“Grammy! Here is your sophisticated entertainment. I hope the lack of cumshots isn’t disappointing.”
Is that what you people think of me?
I dimly remember repeats of Playboy After Dark, Hugh Hefner’s “rumpus room party” from the late 60’s and early 70’s, and I don’t remember its predecessor by ten years, Playboy’s Penthouse. Both featured a Cy Coleman opening score that sounded, a propos of the period, like a combination of Neil Hefti’s “The Odd Couple” theme (only divorced men can appreciate being playboys) and the theme from “Route 66”.
Watching both black and white Penthouses on Disc 1, I was amazed at what TV audiences were given credit for in those days, not only in content but in length. An interview with Lenny Bruce, in which the comic compared Beatniks to rabbis, lasted a whopping 15 minutes.

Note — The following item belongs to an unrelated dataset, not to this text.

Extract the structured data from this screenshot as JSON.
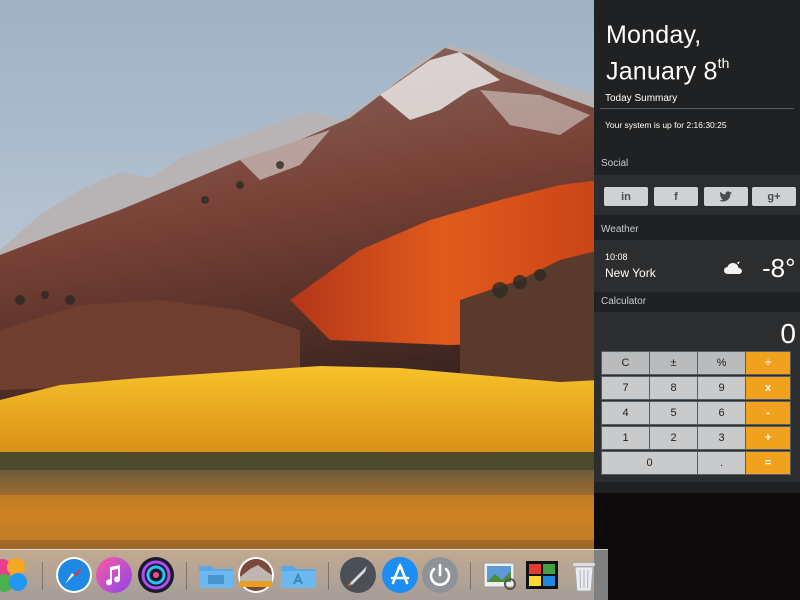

All the while drink is flowing and people are smoking up a storm. Hef hosts the show, and in a 2006 interview he recalls the pipe and the smoking jacket as part of his reinvention of himself. Jazz music also played a large part in this “…for a kid who grew up as I did in which the music represented a kind of a freedom and sophistication which I didn’t have.”
Hefner called the girls-in-ball-dresses, smart-men-in-suits-and-ties scenario of Playboy’s Penthouse “the dream of the 40’s and 50’s.” It really does look like a glimpse into the fantasies of one’s bachelor uncles. There is no sex, and hardly any innuendo, but the Playmates are more seen than heard, long-legged ornaments for the space-age bachelor pad, delivering drinks to people like Bruce, Nat King Cole, and Cy Coleman’s Trio. The girls gamely follow along as the men talk, listening attentively.
Hefner is a nervous host in the early series. He mentions starting Playboy magazine with no money, and he has a certain new-money awkwardness, and sometimes a trace of condescension, when talking with his guests, as if they shouldn’t forget who is paying for the party.
On the other hand, people like Bruce display a fawningness to Hefner that I would not have expected, repeatedly complimenting Hef on the show. I would probably do the same thing. Each guest appears amazed that actual liquor is being served.
Bruce is a little uncomfortable performing in a clean, well-lit room, as if money makes him nervous. Hef has the money, and he struggles to appear urbane. They both act as if they’re not quite in the right place, but the show works.
Bruce recounts threatening to walk off a television show because producers had a problem with his material.
“I’ve got enough bread,” he said, “I’m not gonna make this scene.” Hef smokes his pipe, thinking, “I’ve got my own show.”
To hear the conversation, to watch that generation’s aspirations for itself, as well as to view standout performances by guests Sammy Davis Jr., Coleman, and Ella Fitzgerald is worth more than a History Channel marathon.
The next two discs deal with Playboy After Dark. Filmed in color, Hef is now in his early 40’s and has been “Mr. Playboy” for 15 years. It is the end of the 60’s and the women are in miniskirts and the men (except for the musicians) are still in suits. As Wooderson said in Dazed And Confused, “I get older, they stay the same age.”
The first of the Playboy After Dark discs opens with a game of Simon Says. Part of the Playboy ideal at that point, as manifested by Hef himself, is staying young or, more to the point, recapturing youth. Hef does this when he meets Barbi Benton (then Barbara Klein) on set. At the time she is 24. Throughout the rest of the series, she is on his arm, listening attentively.
Both series reflected a leftist aesthetic with clear aspirations to establishment legitimacy. This is why guest Mort Sahl could talk about championing “the left” while drinking with Playmates in a multimillion-dollar penthouse set.
“1969 was a year in which if a man tried to collect his thoughts he’d be arrested for unlawful assembly,” Sahl said to the collected Republicans, who laughed like Sahl was a delightful pet.
Excellent performances by Linda Ronstadt, Sonny And Cher, Canned Heat, and Joe Cocker are featured in the Playboy After Dark discs, and Sonny and Cher are particularly envious of Hef’s jet, which they’d only heard about.
“Does it really have smoked glass in the back?” they ask.
“We worry about peeping toms up there,” Hef replies.
People say that science fiction says more about the time it was made than the time it seeks to depict. Playboy’s world of the 60’s, coinciding with the Civil Rights Movement, the Great Society, and the Sexual Revolution, reflects Hef’s reinvention of himself in a world that’s all about class.
- Buy the DVD set here.